Genetic disorder characterized by giant platelets,
mild-to-moderate thrombocytopenia, abnormal platelet function, and bleeding
disproportionate to the reduced number of platelets.
Giant Platelet Syndrome; Familial Macrothrombocytopenia;
Deficiency of Platelet Glycoprotein Ib; Hemorrhagiparous Thrombocytic
First described in 1948 by Jean Bernard and Jean-Pierre
Soulier, French hematologists.
Probably less than 1:1,000,000 in the general
Autosomal recessive. Genetic research located
the GP-1BA gene on 17pter-p12 for the classic Bernard-Soulier syndrome (type
A) and the GP-1BB gene on 22q11.2 for type B.
The mutation results in a deficiency of platelet
membrane glycoprotein (GP) Ib (GP-1BA), GP-Is (glycocalicin), GP-V, and
GP-IX. (Glycocalicin results from proteolytic cleavage of GP-1BA.) These
factors are responsible for the interaction between von Willebrand factor
and the platelet membrane and are essential for normal platelet adhesion in
the early phase of primary hemostasis. Furthermore, the giant platelets show
altered binding of factors V and XI and do not develop regular coagulation
activity upon contact with collagen.
Bleeding tendency noted during childhood. Clinical
picture and morphologic features of the platelets on blood smear
examination, which shows increased size (giant platelets may have a diameter
up to 8 μm) with dense granulomeres, resulting in a pseudonucleated or
Moderate-to-severe bleeding of purpuric type
(bruising, epistaxis, menorrhagia). Bleeding time is prolonged, but clot
retraction and platelet aggregation by adenosine diphosphate and collagen
are normal.

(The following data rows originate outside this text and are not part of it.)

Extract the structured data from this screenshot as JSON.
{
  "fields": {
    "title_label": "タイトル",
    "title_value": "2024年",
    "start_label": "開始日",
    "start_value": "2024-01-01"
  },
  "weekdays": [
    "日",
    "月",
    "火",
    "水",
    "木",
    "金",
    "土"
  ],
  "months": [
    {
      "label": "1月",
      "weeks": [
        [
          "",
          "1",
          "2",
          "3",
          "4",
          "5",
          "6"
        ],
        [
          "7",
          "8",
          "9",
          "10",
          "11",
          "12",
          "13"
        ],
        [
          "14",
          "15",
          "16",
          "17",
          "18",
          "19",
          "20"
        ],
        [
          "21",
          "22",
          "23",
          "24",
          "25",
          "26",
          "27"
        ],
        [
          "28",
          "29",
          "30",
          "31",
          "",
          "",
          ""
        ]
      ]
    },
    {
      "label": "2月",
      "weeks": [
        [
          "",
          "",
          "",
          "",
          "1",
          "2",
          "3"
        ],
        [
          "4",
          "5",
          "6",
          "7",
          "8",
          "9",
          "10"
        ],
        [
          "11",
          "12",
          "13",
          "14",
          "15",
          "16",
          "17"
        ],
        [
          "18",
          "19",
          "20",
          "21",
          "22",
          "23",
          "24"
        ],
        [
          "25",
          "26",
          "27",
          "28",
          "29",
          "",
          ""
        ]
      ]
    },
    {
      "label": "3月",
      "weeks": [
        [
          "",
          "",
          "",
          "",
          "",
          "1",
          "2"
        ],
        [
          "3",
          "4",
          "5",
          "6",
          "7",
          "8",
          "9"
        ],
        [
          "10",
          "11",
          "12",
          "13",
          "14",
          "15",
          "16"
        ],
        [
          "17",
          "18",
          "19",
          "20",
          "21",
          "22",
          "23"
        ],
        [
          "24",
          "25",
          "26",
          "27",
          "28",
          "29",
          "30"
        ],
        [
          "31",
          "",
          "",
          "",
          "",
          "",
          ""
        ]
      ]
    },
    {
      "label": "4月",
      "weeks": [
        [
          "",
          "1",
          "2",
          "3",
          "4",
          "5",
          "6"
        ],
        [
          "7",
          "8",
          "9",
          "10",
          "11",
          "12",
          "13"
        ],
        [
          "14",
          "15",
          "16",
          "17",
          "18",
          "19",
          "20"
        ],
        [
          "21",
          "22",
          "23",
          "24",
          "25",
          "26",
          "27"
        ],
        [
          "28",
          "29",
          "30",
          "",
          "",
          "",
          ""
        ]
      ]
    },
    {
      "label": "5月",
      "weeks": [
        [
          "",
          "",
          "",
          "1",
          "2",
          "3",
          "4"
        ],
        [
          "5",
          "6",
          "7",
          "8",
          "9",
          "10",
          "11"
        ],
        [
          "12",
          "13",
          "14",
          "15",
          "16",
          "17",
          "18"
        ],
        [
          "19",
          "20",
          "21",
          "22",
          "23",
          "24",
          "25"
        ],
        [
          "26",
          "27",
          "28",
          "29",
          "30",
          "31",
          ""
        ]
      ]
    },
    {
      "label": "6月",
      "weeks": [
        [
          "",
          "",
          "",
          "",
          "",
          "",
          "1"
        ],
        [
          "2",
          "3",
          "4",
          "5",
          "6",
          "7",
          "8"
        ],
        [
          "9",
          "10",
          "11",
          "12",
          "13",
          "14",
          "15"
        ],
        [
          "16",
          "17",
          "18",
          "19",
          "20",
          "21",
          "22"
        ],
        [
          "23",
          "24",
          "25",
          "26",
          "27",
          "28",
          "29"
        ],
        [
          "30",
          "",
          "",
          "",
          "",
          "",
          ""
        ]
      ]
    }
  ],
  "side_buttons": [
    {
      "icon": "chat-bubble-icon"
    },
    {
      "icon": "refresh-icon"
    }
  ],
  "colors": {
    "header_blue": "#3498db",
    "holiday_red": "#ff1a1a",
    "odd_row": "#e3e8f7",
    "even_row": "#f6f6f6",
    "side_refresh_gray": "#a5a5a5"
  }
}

Heterozygous family members may show approximately half the
normal levels of platelet GP Ib-IX-V expression; however, they suffer from
only mild bleeding diatheses, if at all. Affected patients have a history of
frequent episodes of epistaxis, gingival and cutaneous bleeding, and
hemorrhage associated with trauma. Platelet counts may range from very low
(<30,000/μL) to marginally low or normal (∼200,000/μL). In
individual patients it may fluctuate considerably over a period of years.
Skin bleeding time may range from only marginally prolonged (5-10 minutes)
to more than 20 minutes. The severity of symptoms may progressively worsen or
become alleviated throughout puberty and adult life. Splenectomy apparently
has been beneficial in moderating thrombocytopenia and the severity of
Check platelet count and bleeding
time. Bleeding tendency is variable (some patients remain asymptomatic until
later adulthood), but can be severe during surgery, trauma, or pregnancy.
Evaluate hematologic status (complete blood count, bleeding time, platelet
function tests, prothrombin time, partial thromboplastin time). Activated recombinant
factor VII (rFVIIa) and fresh plasma concentrate should be immediately available in
the event they are required.
Avoid central neuraxial blocks. Direct
laryngoscopy and tracheal intubation must be atraumatic. General supportive
measures and specific treatment of bleeding episodes. Severe hemorrhagic
shock occurs spontaneously or secondary to surgery. High-dose recombinant factor VIIa
has been used to correct bleeding and was postulated to act on platelets in
the absence of tissue factor to activate factors IX and X and thus enhance
thrombin generation. Transfusion of platelet-rich plasma is another
technique that has been used successfully to stop severe hemorrhage.
Consider use of desmopressin acetate
(DDAVP) and antifibrinolytics. Avoid drugs or products adversely affecting
platelet function, such as nonsteroidal antiinflammatory drugs and
hydroethyl starch. Halothane and sevoflurane (and dibucaine) may affect
platelet function. Antifibrinolytics may or may not be beneficial.
Thrombopathic Thrombocytopenia: Although this disorder is similar ...